= Beginning of Section =

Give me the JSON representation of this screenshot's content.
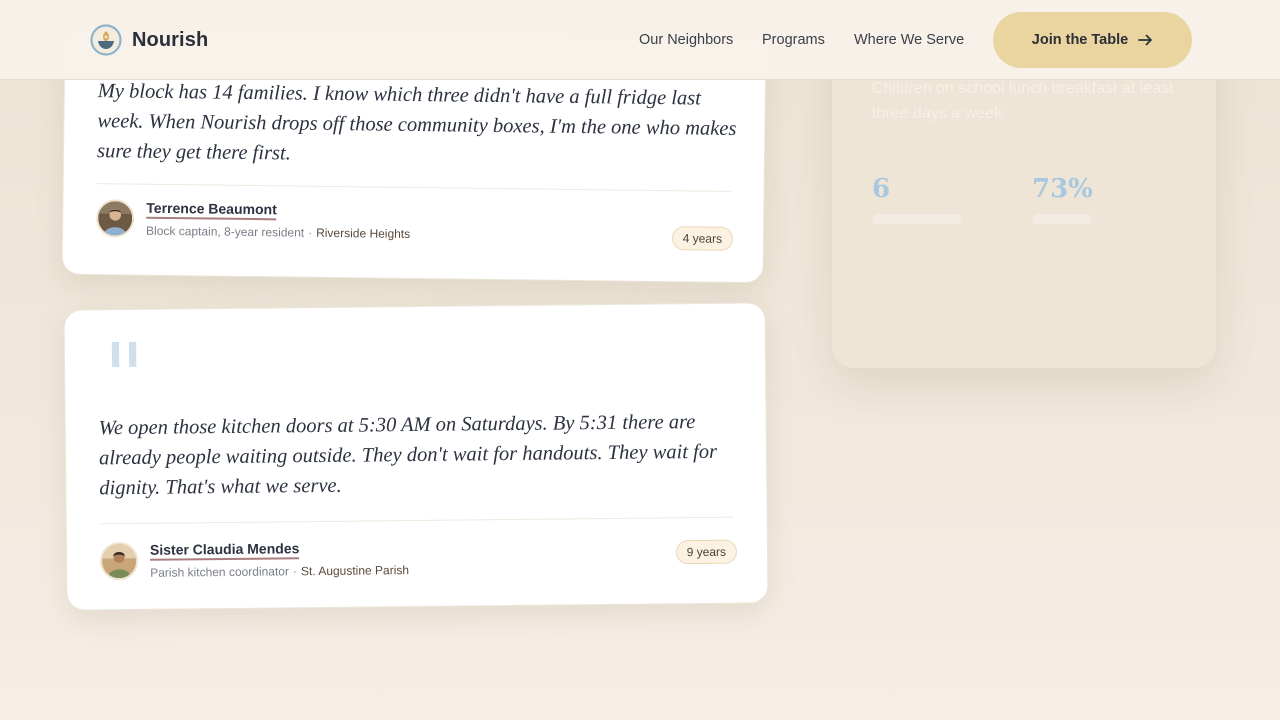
{
  "header": {
    "brand": "Nourish",
    "nav": [
      "Our Neighbors",
      "Programs",
      "Where We Serve"
    ],
    "cta_label": "Join the Table",
    "cta_icon": "arrow-right-icon"
  },
  "stats": {
    "faded_text": "Children on school lunch breakfast at least three days a week",
    "values": [
      "6",
      "73%"
    ]
  },
  "testimonials": [
    {
      "quote": "My block has 14 families. I know which three didn't have a full fridge last week. When Nourish drops off those community boxes, I'm the one who makes sure they get there first.",
      "name": "Terrence Beaumont",
      "role": "Block captain, 8-year resident",
      "separator": "·",
      "place": "Riverside Heights",
      "tenure": "4 years"
    },
    {
      "quote_mark": "\"",
      "quote": "We open those kitchen doors at 5:30 AM on Saturdays. By 5:31 there are already people waiting outside. They don't wait for handouts. They wait for dignity. That's what we serve.",
      "name": "Sister Claudia Mendes",
      "role": "Parish kitchen coordinator",
      "separator": "·",
      "place": "St. Augustine Parish",
      "tenure": "9 years"
    }
  ],
  "colors": {
    "cta_bg": "#ead4a0",
    "stat_number": "#a8c8df",
    "quote_mark": "#cfe0ec",
    "name_underline": "#a87e7e"
  }
}
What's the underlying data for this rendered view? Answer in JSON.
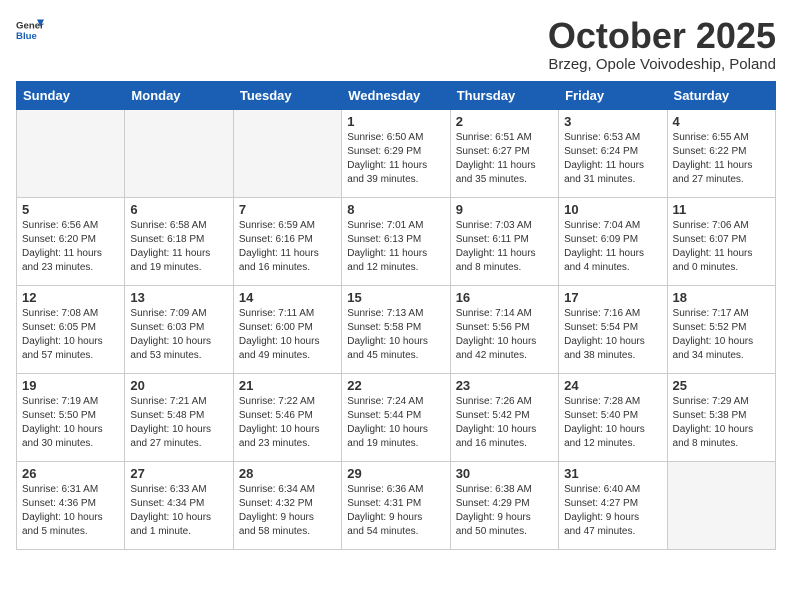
{
  "header": {
    "logo_general": "General",
    "logo_blue": "Blue",
    "month": "October 2025",
    "location": "Brzeg, Opole Voivodeship, Poland"
  },
  "weekdays": [
    "Sunday",
    "Monday",
    "Tuesday",
    "Wednesday",
    "Thursday",
    "Friday",
    "Saturday"
  ],
  "weeks": [
    [
      {
        "day": "",
        "info": ""
      },
      {
        "day": "",
        "info": ""
      },
      {
        "day": "",
        "info": ""
      },
      {
        "day": "1",
        "info": "Sunrise: 6:50 AM\nSunset: 6:29 PM\nDaylight: 11 hours\nand 39 minutes."
      },
      {
        "day": "2",
        "info": "Sunrise: 6:51 AM\nSunset: 6:27 PM\nDaylight: 11 hours\nand 35 minutes."
      },
      {
        "day": "3",
        "info": "Sunrise: 6:53 AM\nSunset: 6:24 PM\nDaylight: 11 hours\nand 31 minutes."
      },
      {
        "day": "4",
        "info": "Sunrise: 6:55 AM\nSunset: 6:22 PM\nDaylight: 11 hours\nand 27 minutes."
      }
    ],
    [
      {
        "day": "5",
        "info": "Sunrise: 6:56 AM\nSunset: 6:20 PM\nDaylight: 11 hours\nand 23 minutes."
      },
      {
        "day": "6",
        "info": "Sunrise: 6:58 AM\nSunset: 6:18 PM\nDaylight: 11 hours\nand 19 minutes."
      },
      {
        "day": "7",
        "info": "Sunrise: 6:59 AM\nSunset: 6:16 PM\nDaylight: 11 hours\nand 16 minutes."
      },
      {
        "day": "8",
        "info": "Sunrise: 7:01 AM\nSunset: 6:13 PM\nDaylight: 11 hours\nand 12 minutes."
      },
      {
        "day": "9",
        "info": "Sunrise: 7:03 AM\nSunset: 6:11 PM\nDaylight: 11 hours\nand 8 minutes."
      },
      {
        "day": "10",
        "info": "Sunrise: 7:04 AM\nSunset: 6:09 PM\nDaylight: 11 hours\nand 4 minutes."
      },
      {
        "day": "11",
        "info": "Sunrise: 7:06 AM\nSunset: 6:07 PM\nDaylight: 11 hours\nand 0 minutes."
      }
    ],
    [
      {
        "day": "12",
        "info": "Sunrise: 7:08 AM\nSunset: 6:05 PM\nDaylight: 10 hours\nand 57 minutes."
      },
      {
        "day": "13",
        "info": "Sunrise: 7:09 AM\nSunset: 6:03 PM\nDaylight: 10 hours\nand 53 minutes."
      },
      {
        "day": "14",
        "info": "Sunrise: 7:11 AM\nSunset: 6:00 PM\nDaylight: 10 hours\nand 49 minutes."
      },
      {
        "day": "15",
        "info": "Sunrise: 7:13 AM\nSunset: 5:58 PM\nDaylight: 10 hours\nand 45 minutes."
      },
      {
        "day": "16",
        "info": "Sunrise: 7:14 AM\nSunset: 5:56 PM\nDaylight: 10 hours\nand 42 minutes."
      },
      {
        "day": "17",
        "info": "Sunrise: 7:16 AM\nSunset: 5:54 PM\nDaylight: 10 hours\nand 38 minutes."
      },
      {
        "day": "18",
        "info": "Sunrise: 7:17 AM\nSunset: 5:52 PM\nDaylight: 10 hours\nand 34 minutes."
      }
    ],
    [
      {
        "day": "19",
        "info": "Sunrise: 7:19 AM\nSunset: 5:50 PM\nDaylight: 10 hours\nand 30 minutes."
      },
      {
        "day": "20",
        "info": "Sunrise: 7:21 AM\nSunset: 5:48 PM\nDaylight: 10 hours\nand 27 minutes."
      },
      {
        "day": "21",
        "info": "Sunrise: 7:22 AM\nSunset: 5:46 PM\nDaylight: 10 hours\nand 23 minutes."
      },
      {
        "day": "22",
        "info": "Sunrise: 7:24 AM\nSunset: 5:44 PM\nDaylight: 10 hours\nand 19 minutes."
      },
      {
        "day": "23",
        "info": "Sunrise: 7:26 AM\nSunset: 5:42 PM\nDaylight: 10 hours\nand 16 minutes."
      },
      {
        "day": "24",
        "info": "Sunrise: 7:28 AM\nSunset: 5:40 PM\nDaylight: 10 hours\nand 12 minutes."
      },
      {
        "day": "25",
        "info": "Sunrise: 7:29 AM\nSunset: 5:38 PM\nDaylight: 10 hours\nand 8 minutes."
      }
    ],
    [
      {
        "day": "26",
        "info": "Sunrise: 6:31 AM\nSunset: 4:36 PM\nDaylight: 10 hours\nand 5 minutes."
      },
      {
        "day": "27",
        "info": "Sunrise: 6:33 AM\nSunset: 4:34 PM\nDaylight: 10 hours\nand 1 minute."
      },
      {
        "day": "28",
        "info": "Sunrise: 6:34 AM\nSunset: 4:32 PM\nDaylight: 9 hours\nand 58 minutes."
      },
      {
        "day": "29",
        "info": "Sunrise: 6:36 AM\nSunset: 4:31 PM\nDaylight: 9 hours\nand 54 minutes."
      },
      {
        "day": "30",
        "info": "Sunrise: 6:38 AM\nSunset: 4:29 PM\nDaylight: 9 hours\nand 50 minutes."
      },
      {
        "day": "31",
        "info": "Sunrise: 6:40 AM\nSunset: 4:27 PM\nDaylight: 9 hours\nand 47 minutes."
      },
      {
        "day": "",
        "info": ""
      }
    ]
  ]
}
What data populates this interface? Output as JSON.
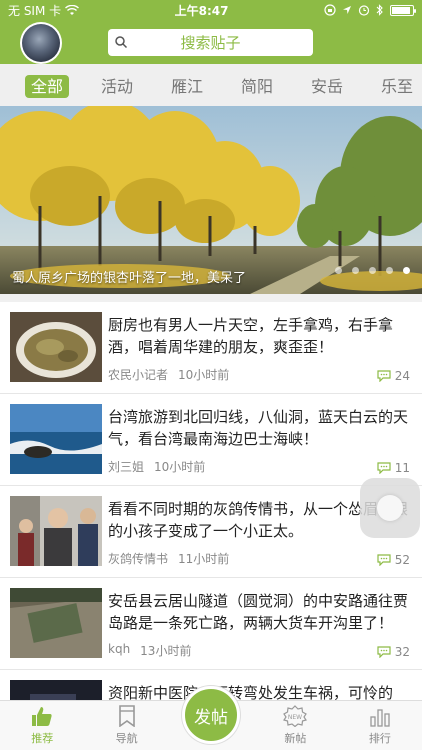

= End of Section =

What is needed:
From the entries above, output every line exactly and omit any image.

Answer to the problem:
Give me the JSON representation of this screenshot's content.
{
  "header": {
    "brand": "Nourish",
    "nav": [
      "Our Neighbors",
      "Programs",
      "Where We Serve"
    ],
    "cta_label": "Join the Table",
    "cta_icon": "arrow-right-icon"
  },
  "stats": {
    "faded_text": "Children on school lunch breakfast at least three days a week",
    "values": [
      "6",
      "73%"
    ]
  },
  "testimonials": [
    {
      "quote": "My block has 14 families. I know which three didn't have a full fridge last week. When Nourish drops off those community boxes, I'm the one who makes sure they get there first.",
      "name": "Terrence Beaumont",
      "role": "Block captain, 8-year resident",
      "separator": "·",
      "place": "Riverside Heights",
      "tenure": "4 years"
    },
    {
      "quote_mark": "\"",
      "quote": "We open those kitchen doors at 5:30 AM on Saturdays. By 5:31 there are already people waiting outside. They don't wait for handouts. They wait for dignity. That's what we serve.",
      "name": "Sister Claudia Mendes",
      "role": "Parish kitchen coordinator",
      "separator": "·",
      "place": "St. Augustine Parish",
      "tenure": "9 years"
    }
  ],
  "colors": {
    "cta_bg": "#ead4a0",
    "stat_number": "#a8c8df",
    "quote_mark": "#cfe0ec",
    "name_underline": "#a87e7e"
  }
}
What's the underlying data for this rendered view? Answer in JSON.
{
  "header": {
    "logo_general": "General",
    "logo_blue": "Blue",
    "month": "October 2025",
    "location": "Brzeg, Opole Voivodeship, Poland"
  },
  "weekdays": [
    "Sunday",
    "Monday",
    "Tuesday",
    "Wednesday",
    "Thursday",
    "Friday",
    "Saturday"
  ],
  "weeks": [
    [
      {
        "day": "",
        "info": ""
      },
      {
        "day": "",
        "info": ""
      },
      {
        "day": "",
        "info": ""
      },
      {
        "day": "1",
        "info": "Sunrise: 6:50 AM\nSunset: 6:29 PM\nDaylight: 11 hours\nand 39 minutes."
      },
      {
        "day": "2",
        "info": "Sunrise: 6:51 AM\nSunset: 6:27 PM\nDaylight: 11 hours\nand 35 minutes."
      },
      {
        "day": "3",
        "info": "Sunrise: 6:53 AM\nSunset: 6:24 PM\nDaylight: 11 hours\nand 31 minutes."
      },
      {
        "day": "4",
        "info": "Sunrise: 6:55 AM\nSunset: 6:22 PM\nDaylight: 11 hours\nand 27 minutes."
      }
    ],
    [
      {
        "day": "5",
        "info": "Sunrise: 6:56 AM\nSunset: 6:20 PM\nDaylight: 11 hours\nand 23 minutes."
      },
      {
        "day": "6",
        "info": "Sunrise: 6:58 AM\nSunset: 6:18 PM\nDaylight: 11 hours\nand 19 minutes."
      },
      {
        "day": "7",
        "info": "Sunrise: 6:59 AM\nSunset: 6:16 PM\nDaylight: 11 hours\nand 16 minutes."
      },
      {
        "day": "8",
        "info": "Sunrise: 7:01 AM\nSunset: 6:13 PM\nDaylight: 11 hours\nand 12 minutes."
      },
      {
        "day": "9",
        "info": "Sunrise: 7:03 AM\nSunset: 6:11 PM\nDaylight: 11 hours\nand 8 minutes."
      },
      {
        "day": "10",
        "info": "Sunrise: 7:04 AM\nSunset: 6:09 PM\nDaylight: 11 hours\nand 4 minutes."
      },
      {
        "day": "11",
        "info": "Sunrise: 7:06 AM\nSunset: 6:07 PM\nDaylight: 11 hours\nand 0 minutes."
      }
    ],
    [
      {
        "day": "12",
        "info": "Sunrise: 7:08 AM\nSunset: 6:05 PM\nDaylight: 10 hours\nand 57 minutes."
      },
      {
        "day": "13",
        "info": "Sunrise: 7:09 AM\nSunset: 6:03 PM\nDaylight: 10 hours\nand 53 minutes."
      },
      {
        "day": "14",
        "info": "Sunrise: 7:11 AM\nSunset: 6:00 PM\nDaylight: 10 hours\nand 49 minutes."
      },
      {
        "day": "15",
        "info": "Sunrise: 7:13 AM\nSunset: 5:58 PM\nDaylight: 10 hours\nand 45 minutes."
      },
      {
        "day": "16",
        "info": "Sunrise: 7:14 AM\nSunset: 5:56 PM\nDaylight: 10 hours\nand 42 minutes."
      },
      {
        "day": "17",
        "info": "Sunrise: 7:16 AM\nSunset: 5:54 PM\nDaylight: 10 hours\nand 38 minutes."
      },
      {
        "day": "18",
        "info": "Sunrise: 7:17 AM\nSunset: 5:52 PM\nDaylight: 10 hours\nand 34 minutes."
      }
    ],
    [
      {
        "day": "19",
        "info": "Sunrise: 7:19 AM\nSunset: 5:50 PM\nDaylight: 10 hours\nand 30 minutes."
      },
      {
        "day": "20",
        "info": "Sunrise: 7:21 AM\nSunset: 5:48 PM\nDaylight: 10 hours\nand 27 minutes."
      },
      {
        "day": "21",
        "info": "Sunrise: 7:22 AM\nSunset: 5:46 PM\nDaylight: 10 hours\nand 23 minutes."
      },
      {
        "day": "22",
        "info": "Sunrise: 7:24 AM\nSunset: 5:44 PM\nDaylight: 10 hours\nand 19 minutes."
      },
      {
        "day": "23",
        "info": "Sunrise: 7:26 AM\nSunset: 5:42 PM\nDaylight: 10 hours\nand 16 minutes."
      },
      {
        "day": "24",
        "info": "Sunrise: 7:28 AM\nSunset: 5:40 PM\nDaylight: 10 hours\nand 12 minutes."
      },
      {
        "day": "25",
        "info": "Sunrise: 7:29 AM\nSunset: 5:38 PM\nDaylight: 10 hours\nand 8 minutes."
      }
    ],
    [
      {
        "day": "26",
        "info": "Sunrise: 6:31 AM\nSunset: 4:36 PM\nDaylight: 10 hours\nand 5 minutes."
      },
      {
        "day": "27",
        "info": "Sunrise: 6:33 AM\nSunset: 4:34 PM\nDaylight: 10 hours\nand 1 minute."
      },
      {
        "day": "28",
        "info": "Sunrise: 6:34 AM\nSunset: 4:32 PM\nDaylight: 9 hours\nand 58 minutes."
      },
      {
        "day": "29",
        "info": "Sunrise: 6:36 AM\nSunset: 4:31 PM\nDaylight: 9 hours\nand 54 minutes."
      },
      {
        "day": "30",
        "info": "Sunrise: 6:38 AM\nSunset: 4:29 PM\nDaylight: 9 hours\nand 50 minutes."
      },
      {
        "day": "31",
        "info": "Sunrise: 6:40 AM\nSunset: 4:27 PM\nDaylight: 9 hours\nand 47 minutes."
      },
      {
        "day": "",
        "info": ""
      }
    ]
  ]
}
What data populates this interface? Output as JSON.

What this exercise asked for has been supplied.